Problem requirements: Scan the data for "JSON" and copy the lines it appears in.

Working data:
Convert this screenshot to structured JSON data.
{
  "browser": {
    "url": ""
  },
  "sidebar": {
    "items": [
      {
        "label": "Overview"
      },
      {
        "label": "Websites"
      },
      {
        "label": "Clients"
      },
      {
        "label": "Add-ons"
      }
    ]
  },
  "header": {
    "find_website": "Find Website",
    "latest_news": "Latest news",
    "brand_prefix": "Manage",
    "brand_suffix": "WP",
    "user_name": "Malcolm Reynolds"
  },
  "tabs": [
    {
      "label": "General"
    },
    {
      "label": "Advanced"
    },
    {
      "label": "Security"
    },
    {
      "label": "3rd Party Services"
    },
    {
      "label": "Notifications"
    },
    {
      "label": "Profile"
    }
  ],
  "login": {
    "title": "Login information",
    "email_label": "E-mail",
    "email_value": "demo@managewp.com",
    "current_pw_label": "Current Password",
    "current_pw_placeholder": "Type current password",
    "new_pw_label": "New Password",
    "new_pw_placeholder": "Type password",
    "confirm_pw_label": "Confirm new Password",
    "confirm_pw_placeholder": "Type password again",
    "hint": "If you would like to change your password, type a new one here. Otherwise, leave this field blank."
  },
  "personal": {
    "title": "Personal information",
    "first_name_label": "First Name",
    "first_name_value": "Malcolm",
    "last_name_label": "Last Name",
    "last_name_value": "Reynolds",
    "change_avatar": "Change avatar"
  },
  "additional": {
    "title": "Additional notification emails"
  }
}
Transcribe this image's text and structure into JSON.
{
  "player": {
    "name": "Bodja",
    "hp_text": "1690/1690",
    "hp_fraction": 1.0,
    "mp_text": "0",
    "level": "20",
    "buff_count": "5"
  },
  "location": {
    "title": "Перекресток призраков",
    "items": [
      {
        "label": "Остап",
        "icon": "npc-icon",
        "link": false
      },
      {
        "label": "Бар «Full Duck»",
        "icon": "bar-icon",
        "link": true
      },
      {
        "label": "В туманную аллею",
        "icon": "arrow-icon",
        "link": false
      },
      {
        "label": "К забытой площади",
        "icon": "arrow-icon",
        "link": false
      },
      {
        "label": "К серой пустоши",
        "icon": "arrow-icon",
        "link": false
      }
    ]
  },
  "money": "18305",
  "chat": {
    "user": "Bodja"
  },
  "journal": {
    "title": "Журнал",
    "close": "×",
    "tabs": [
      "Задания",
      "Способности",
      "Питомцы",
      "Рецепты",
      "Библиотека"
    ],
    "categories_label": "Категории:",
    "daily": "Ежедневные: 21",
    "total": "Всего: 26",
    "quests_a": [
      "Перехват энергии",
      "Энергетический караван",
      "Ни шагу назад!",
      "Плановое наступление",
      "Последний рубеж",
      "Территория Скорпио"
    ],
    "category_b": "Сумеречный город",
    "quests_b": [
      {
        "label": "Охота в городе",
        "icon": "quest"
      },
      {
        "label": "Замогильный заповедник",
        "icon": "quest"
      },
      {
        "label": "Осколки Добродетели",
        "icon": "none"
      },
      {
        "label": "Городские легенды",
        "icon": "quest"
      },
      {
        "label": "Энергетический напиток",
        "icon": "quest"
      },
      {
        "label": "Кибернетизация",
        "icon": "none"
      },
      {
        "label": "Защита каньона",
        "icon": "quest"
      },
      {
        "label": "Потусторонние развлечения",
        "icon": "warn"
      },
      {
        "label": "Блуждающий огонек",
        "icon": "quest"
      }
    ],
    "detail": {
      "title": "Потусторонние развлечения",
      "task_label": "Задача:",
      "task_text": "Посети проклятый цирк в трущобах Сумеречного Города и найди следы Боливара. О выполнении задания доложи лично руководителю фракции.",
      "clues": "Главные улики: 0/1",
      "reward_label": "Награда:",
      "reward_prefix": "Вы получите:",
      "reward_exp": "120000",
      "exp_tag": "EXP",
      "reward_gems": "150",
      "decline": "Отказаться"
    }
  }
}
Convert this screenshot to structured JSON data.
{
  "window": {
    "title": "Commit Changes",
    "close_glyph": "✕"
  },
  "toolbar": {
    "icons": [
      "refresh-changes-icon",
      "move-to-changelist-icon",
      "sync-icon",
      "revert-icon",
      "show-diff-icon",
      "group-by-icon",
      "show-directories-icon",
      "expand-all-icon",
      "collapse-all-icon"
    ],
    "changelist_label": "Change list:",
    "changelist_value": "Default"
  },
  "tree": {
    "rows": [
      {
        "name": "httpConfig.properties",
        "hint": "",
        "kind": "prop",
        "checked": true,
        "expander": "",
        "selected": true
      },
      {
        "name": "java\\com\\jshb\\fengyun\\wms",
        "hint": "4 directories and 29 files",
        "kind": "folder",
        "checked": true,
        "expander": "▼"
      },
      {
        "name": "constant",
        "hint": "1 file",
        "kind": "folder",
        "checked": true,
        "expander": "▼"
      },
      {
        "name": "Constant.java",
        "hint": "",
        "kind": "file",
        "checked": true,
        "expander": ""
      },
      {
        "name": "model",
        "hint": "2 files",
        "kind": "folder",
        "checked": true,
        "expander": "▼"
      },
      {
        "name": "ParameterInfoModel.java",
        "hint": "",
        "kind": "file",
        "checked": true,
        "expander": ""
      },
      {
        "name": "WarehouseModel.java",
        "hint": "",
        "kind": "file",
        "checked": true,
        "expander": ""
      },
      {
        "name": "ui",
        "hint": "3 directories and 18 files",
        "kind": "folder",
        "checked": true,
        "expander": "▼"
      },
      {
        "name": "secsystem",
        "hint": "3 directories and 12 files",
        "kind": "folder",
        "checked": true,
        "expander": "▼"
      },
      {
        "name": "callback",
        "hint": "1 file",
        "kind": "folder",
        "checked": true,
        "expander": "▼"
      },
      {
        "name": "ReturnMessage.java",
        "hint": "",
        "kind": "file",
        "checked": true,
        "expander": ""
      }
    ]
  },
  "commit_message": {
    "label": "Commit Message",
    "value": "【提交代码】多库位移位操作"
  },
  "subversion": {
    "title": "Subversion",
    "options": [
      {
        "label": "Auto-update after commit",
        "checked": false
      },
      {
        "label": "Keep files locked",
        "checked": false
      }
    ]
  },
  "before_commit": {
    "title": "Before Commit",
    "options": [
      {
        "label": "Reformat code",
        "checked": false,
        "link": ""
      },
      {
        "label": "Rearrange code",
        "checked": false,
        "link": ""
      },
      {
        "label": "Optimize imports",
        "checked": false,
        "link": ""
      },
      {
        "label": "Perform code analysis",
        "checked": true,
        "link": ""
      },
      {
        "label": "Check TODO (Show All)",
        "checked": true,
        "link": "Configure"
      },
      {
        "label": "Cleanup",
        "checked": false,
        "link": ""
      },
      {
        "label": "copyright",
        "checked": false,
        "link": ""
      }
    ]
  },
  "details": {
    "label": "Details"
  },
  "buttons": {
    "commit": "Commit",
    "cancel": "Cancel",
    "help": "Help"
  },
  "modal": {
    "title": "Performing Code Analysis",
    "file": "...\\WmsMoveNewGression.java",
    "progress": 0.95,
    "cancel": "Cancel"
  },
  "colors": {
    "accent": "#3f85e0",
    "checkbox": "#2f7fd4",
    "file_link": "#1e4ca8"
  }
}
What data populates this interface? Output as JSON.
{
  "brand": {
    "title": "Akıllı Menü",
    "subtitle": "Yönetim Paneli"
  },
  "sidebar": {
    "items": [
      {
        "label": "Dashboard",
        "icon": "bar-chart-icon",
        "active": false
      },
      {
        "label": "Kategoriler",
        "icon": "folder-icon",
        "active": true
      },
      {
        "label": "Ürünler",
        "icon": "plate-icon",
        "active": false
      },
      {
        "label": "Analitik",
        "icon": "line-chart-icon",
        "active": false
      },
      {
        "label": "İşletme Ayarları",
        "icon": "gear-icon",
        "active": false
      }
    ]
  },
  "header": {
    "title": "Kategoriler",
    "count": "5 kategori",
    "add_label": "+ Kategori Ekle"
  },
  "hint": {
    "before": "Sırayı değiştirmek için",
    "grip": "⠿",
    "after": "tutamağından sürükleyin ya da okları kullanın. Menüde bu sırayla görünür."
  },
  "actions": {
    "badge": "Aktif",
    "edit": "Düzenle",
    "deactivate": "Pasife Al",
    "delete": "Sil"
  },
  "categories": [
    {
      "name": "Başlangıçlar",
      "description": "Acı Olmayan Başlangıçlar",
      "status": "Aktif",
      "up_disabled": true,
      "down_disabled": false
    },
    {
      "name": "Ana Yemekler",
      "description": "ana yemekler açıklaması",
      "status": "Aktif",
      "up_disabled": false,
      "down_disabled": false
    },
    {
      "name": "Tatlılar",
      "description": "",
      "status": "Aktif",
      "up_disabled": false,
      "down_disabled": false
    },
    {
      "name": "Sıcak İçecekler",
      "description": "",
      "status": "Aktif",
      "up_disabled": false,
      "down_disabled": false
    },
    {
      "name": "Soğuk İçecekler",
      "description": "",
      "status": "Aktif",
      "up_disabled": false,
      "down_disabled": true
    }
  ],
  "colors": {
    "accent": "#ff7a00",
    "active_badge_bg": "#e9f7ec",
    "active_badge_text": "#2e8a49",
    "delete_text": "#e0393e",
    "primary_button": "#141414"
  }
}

Result for this exercise:
Convert this screenshot to structured JSON data.
Transcribe this image's text and structure into JSON.
Convert this screenshot to structured JSON data.
What data populates this interface? Output as JSON.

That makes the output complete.